Instructions for the task
Among the entries below, find each line holding "UserInfo" and return it.

╭─ Exercise inputs

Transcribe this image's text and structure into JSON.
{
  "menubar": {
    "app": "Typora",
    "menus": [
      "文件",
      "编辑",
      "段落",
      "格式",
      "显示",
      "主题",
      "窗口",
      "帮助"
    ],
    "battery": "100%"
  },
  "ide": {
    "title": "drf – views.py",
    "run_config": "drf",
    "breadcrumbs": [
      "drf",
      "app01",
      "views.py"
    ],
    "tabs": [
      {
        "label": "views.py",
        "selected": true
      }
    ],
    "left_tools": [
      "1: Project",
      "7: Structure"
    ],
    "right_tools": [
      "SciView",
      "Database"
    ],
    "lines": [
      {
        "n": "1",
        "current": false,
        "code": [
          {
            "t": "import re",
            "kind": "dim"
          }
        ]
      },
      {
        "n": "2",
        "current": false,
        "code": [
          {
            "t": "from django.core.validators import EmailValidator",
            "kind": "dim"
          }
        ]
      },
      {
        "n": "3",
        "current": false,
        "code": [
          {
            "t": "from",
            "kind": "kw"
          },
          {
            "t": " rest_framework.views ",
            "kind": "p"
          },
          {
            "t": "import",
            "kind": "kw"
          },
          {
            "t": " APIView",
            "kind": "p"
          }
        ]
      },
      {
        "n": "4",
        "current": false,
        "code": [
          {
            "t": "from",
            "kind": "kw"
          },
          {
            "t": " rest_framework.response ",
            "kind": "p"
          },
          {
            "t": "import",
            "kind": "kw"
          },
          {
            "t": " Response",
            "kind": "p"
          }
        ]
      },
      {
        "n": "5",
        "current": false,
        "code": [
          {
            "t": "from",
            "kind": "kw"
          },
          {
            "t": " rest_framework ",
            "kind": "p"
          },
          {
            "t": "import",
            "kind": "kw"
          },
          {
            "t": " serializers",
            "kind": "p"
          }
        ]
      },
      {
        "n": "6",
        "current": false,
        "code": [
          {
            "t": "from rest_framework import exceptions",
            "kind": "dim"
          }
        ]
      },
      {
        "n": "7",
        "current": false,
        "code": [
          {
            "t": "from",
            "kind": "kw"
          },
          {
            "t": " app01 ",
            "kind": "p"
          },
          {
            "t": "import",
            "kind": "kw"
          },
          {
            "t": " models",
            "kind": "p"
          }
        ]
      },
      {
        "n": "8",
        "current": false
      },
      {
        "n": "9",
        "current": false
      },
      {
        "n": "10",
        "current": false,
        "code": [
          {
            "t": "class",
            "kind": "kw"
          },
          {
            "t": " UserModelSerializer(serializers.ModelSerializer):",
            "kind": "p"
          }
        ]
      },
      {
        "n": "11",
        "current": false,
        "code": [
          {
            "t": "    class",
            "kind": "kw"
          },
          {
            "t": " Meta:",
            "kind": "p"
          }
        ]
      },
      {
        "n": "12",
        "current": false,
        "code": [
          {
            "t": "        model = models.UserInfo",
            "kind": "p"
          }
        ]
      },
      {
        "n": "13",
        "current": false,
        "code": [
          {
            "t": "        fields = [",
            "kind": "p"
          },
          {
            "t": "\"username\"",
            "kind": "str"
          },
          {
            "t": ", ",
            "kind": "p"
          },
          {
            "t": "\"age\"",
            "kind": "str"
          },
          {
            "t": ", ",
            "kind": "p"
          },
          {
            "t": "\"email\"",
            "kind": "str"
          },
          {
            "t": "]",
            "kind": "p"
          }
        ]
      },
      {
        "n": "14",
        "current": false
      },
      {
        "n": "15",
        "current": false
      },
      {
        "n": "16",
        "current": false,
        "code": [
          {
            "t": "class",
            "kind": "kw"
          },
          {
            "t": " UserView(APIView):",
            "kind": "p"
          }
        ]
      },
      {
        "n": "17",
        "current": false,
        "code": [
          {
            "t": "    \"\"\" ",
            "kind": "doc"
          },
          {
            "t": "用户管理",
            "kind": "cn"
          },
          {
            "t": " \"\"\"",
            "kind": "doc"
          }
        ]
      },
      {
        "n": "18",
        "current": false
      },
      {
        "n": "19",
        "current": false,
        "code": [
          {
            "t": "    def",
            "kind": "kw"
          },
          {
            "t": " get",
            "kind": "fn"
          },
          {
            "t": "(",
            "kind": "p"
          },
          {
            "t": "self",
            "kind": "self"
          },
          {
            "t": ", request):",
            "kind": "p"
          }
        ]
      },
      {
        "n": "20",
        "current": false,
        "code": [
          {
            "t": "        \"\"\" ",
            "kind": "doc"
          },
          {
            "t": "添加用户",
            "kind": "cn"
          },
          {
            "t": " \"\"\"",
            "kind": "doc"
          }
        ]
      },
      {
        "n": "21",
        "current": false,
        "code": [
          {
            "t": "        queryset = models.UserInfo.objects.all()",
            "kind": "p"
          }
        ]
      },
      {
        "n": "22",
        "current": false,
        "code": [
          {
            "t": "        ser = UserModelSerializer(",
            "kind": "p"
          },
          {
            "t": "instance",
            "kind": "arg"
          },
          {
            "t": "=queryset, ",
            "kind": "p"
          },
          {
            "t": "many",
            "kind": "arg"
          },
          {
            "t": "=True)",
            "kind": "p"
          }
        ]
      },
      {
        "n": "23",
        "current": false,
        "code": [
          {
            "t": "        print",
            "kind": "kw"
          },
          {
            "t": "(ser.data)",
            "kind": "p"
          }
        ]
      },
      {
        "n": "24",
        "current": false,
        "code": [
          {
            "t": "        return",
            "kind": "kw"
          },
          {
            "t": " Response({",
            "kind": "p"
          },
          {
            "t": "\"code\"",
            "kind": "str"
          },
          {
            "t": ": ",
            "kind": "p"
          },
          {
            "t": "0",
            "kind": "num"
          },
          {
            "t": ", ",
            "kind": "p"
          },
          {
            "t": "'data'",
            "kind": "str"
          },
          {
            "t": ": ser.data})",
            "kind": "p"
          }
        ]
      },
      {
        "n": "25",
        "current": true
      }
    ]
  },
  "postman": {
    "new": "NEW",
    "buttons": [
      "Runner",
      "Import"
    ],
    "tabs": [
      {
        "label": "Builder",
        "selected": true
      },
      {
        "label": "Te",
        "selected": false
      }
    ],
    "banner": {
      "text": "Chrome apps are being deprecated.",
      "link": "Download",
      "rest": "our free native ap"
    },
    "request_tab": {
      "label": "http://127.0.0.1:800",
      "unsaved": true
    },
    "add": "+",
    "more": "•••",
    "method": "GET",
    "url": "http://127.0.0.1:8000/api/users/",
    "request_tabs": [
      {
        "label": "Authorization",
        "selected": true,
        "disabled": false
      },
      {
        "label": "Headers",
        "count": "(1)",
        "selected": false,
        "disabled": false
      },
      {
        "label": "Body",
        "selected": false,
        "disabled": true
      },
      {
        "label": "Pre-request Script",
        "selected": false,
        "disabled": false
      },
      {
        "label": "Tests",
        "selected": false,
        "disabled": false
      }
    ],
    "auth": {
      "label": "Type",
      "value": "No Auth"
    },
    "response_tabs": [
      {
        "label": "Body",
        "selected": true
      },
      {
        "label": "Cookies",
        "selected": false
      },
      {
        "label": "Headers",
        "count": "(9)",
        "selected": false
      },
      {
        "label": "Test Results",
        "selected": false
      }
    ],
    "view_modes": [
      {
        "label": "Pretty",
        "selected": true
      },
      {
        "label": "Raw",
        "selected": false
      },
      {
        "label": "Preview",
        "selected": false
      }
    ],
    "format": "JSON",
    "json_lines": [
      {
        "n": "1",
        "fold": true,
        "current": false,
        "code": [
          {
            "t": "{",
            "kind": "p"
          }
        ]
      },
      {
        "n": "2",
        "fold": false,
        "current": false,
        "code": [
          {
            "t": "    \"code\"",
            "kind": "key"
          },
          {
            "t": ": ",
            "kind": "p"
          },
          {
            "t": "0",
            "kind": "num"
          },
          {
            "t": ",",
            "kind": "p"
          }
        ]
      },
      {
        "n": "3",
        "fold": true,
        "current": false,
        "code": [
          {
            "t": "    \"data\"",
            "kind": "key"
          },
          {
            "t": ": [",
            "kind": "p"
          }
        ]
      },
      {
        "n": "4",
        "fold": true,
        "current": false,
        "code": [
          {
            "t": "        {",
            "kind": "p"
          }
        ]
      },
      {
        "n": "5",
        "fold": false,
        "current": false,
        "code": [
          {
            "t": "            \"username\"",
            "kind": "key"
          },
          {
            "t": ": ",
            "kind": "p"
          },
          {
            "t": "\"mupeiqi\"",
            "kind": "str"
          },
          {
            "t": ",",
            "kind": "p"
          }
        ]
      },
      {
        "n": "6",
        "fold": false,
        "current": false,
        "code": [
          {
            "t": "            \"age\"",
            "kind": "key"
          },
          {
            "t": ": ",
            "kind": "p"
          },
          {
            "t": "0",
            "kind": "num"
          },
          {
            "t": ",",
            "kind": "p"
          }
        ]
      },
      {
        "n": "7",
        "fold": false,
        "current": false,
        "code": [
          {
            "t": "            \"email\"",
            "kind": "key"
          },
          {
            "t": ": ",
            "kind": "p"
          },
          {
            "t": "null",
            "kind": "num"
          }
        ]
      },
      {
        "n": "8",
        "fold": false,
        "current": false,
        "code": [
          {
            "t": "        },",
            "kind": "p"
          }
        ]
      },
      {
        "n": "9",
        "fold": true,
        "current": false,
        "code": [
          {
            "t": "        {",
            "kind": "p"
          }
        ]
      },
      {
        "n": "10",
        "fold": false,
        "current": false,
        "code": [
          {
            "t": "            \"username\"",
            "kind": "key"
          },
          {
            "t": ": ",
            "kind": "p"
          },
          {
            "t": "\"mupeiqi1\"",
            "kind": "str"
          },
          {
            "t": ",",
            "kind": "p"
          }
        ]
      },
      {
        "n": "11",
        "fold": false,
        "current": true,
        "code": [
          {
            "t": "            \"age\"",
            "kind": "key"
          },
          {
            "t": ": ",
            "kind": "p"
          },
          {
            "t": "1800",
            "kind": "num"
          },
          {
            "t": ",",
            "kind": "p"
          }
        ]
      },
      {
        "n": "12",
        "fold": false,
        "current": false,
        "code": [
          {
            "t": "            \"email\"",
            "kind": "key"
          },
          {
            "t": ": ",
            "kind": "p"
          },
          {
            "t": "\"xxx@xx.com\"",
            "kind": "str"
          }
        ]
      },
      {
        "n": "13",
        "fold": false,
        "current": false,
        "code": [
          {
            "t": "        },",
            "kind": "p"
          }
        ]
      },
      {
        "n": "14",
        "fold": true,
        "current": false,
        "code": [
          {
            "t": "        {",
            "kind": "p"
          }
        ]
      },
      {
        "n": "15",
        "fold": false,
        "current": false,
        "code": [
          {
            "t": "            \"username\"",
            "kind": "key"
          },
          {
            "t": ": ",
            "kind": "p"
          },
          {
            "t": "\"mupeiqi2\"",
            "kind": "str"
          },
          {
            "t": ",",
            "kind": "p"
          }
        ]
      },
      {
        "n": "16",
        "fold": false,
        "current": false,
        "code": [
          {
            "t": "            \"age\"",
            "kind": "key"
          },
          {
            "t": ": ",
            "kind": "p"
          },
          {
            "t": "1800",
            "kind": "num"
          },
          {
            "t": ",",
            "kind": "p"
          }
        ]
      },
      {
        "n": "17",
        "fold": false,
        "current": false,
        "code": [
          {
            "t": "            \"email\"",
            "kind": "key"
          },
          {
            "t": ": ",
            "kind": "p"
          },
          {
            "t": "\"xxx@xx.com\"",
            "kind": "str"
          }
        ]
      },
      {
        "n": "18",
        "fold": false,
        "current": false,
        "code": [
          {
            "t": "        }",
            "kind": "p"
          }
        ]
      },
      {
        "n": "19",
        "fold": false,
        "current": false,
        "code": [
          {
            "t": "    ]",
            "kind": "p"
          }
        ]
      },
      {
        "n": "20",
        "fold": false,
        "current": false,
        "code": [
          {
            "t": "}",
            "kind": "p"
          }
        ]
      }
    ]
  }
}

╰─

Answer to the exercise
            "t": "        model = models.UserInfo",
            "t": "        queryset = models.UserInfo.objects.all()",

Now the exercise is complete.